▶ [Task objective]
Give every line of the data again, unchanged, but with no pictures.

• • •

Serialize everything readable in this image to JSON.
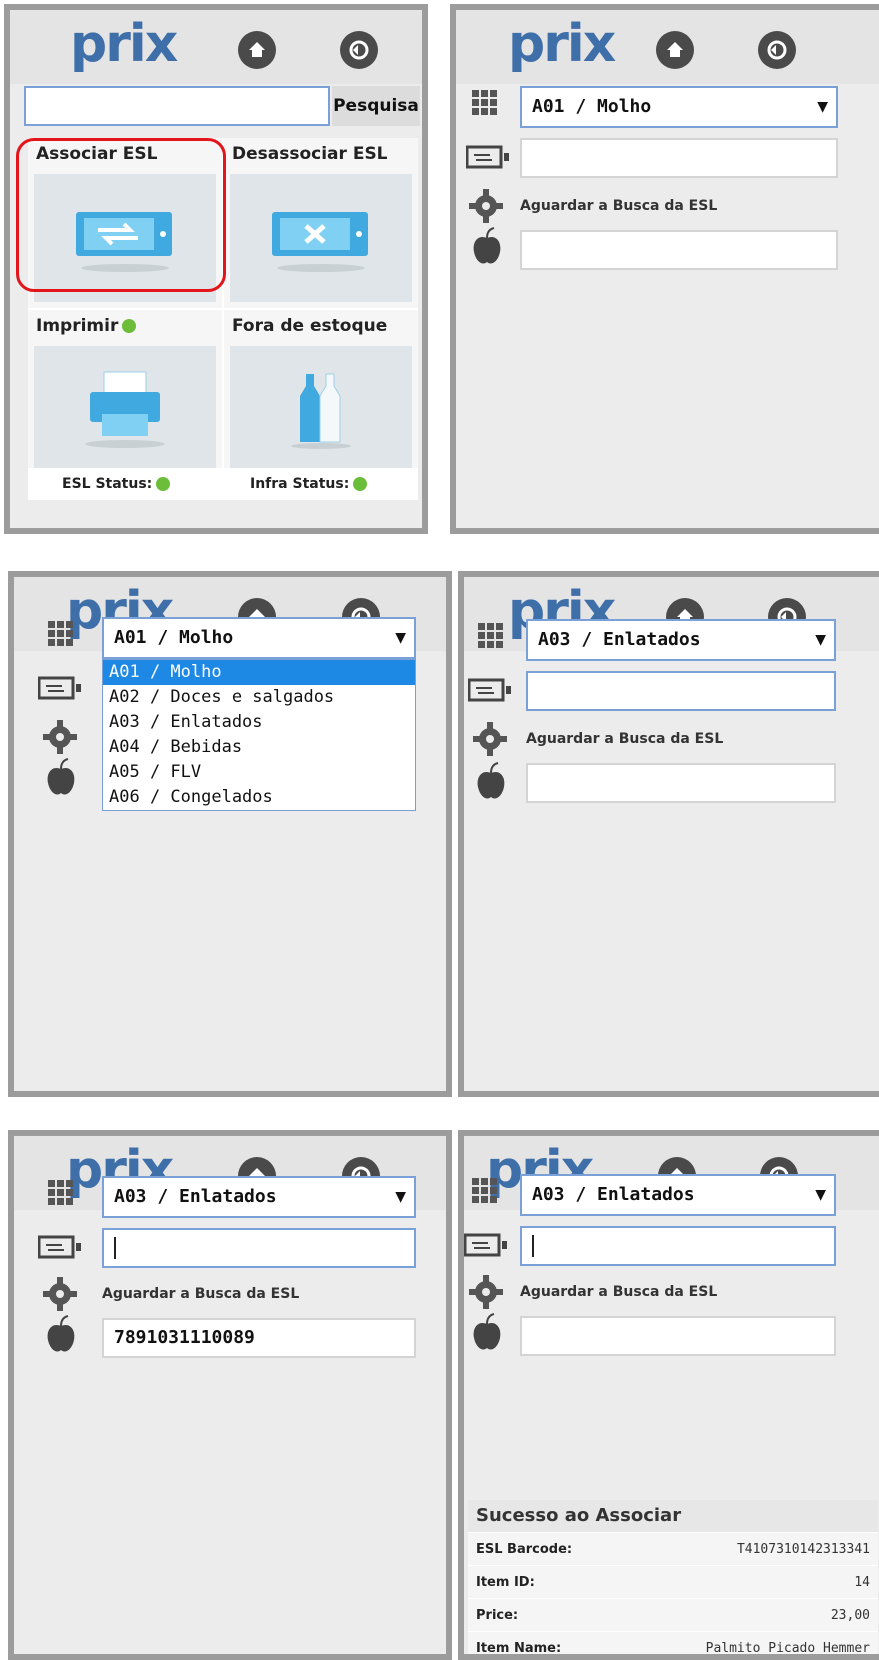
{
  "app": {
    "logo": "prix"
  },
  "home_screen": {
    "search_button": "Pesquisa",
    "tiles": [
      {
        "label": "Associar ESL",
        "icon": "associate-esl-icon"
      },
      {
        "label": "Desassociar ESL",
        "icon": "disassociate-esl-icon"
      },
      {
        "label": "Imprimir",
        "icon": "printer-icon"
      },
      {
        "label": "Fora de estoque",
        "icon": "bottles-icon"
      }
    ],
    "esl_status": "ESL Status:",
    "infra_status": "Infra Status:",
    "status_color": "#6bbd3a",
    "highlight_color": "#e3151a"
  },
  "associate_screens": {
    "await_text": "Aguardar a Busca da ESL",
    "selected_initial": "A01 / Molho",
    "selected_after": "A03 / Enlatados",
    "item_barcode": "7891031110089"
  },
  "dropdown_options": [
    "A01 / Molho",
    "A02 / Doces e salgados",
    "A03 / Enlatados",
    "A04 / Bebidas",
    "A05 / FLV",
    "A06 / Congelados"
  ],
  "result": {
    "title": "Sucesso ao Associar",
    "rows": [
      {
        "key": "ESL Barcode:",
        "value": "T4107310142313341"
      },
      {
        "key": "Item ID:",
        "value": "14"
      },
      {
        "key": "Price:",
        "value": "23,00"
      },
      {
        "key": "Item Name:",
        "value": "Palmito Picado Hemmer"
      }
    ]
  },
  "colors": {
    "accent": "#3f6fa9",
    "selection": "#1e88e5",
    "border": "#9c9c9c"
  }
}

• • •

▶ [Exercise response]
Serialize everything readable in this image to JSON.
{
  "app": {
    "logo": "prix"
  },
  "home_screen": {
    "search_button": "Pesquisa",
    "tiles": [
      {
        "label": "Associar ESL",
        "icon": "associate-esl-icon"
      },
      {
        "label": "Desassociar ESL",
        "icon": "disassociate-esl-icon"
      },
      {
        "label": "Imprimir",
        "icon": "printer-icon"
      },
      {
        "label": "Fora de estoque",
        "icon": "bottles-icon"
      }
    ],
    "esl_status": "ESL Status:",
    "infra_status": "Infra Status:",
    "status_color": "#6bbd3a",
    "highlight_color": "#e3151a"
  },
  "associate_screens": {
    "await_text": "Aguardar a Busca da ESL",
    "selected_initial": "A01 / Molho",
    "selected_after": "A03 / Enlatados",
    "item_barcode": "7891031110089"
  },
  "dropdown_options": [
    "A01 / Molho",
    "A02 / Doces e salgados",
    "A03 / Enlatados",
    "A04 / Bebidas",
    "A05 / FLV",
    "A06 / Congelados"
  ],
  "result": {
    "title": "Sucesso ao Associar",
    "rows": [
      {
        "key": "ESL Barcode:",
        "value": "T4107310142313341"
      },
      {
        "key": "Item ID:",
        "value": "14"
      },
      {
        "key": "Price:",
        "value": "23,00"
      },
      {
        "key": "Item Name:",
        "value": "Palmito Picado Hemmer"
      }
    ]
  },
  "colors": {
    "accent": "#3f6fa9",
    "selection": "#1e88e5",
    "border": "#9c9c9c"
  }
}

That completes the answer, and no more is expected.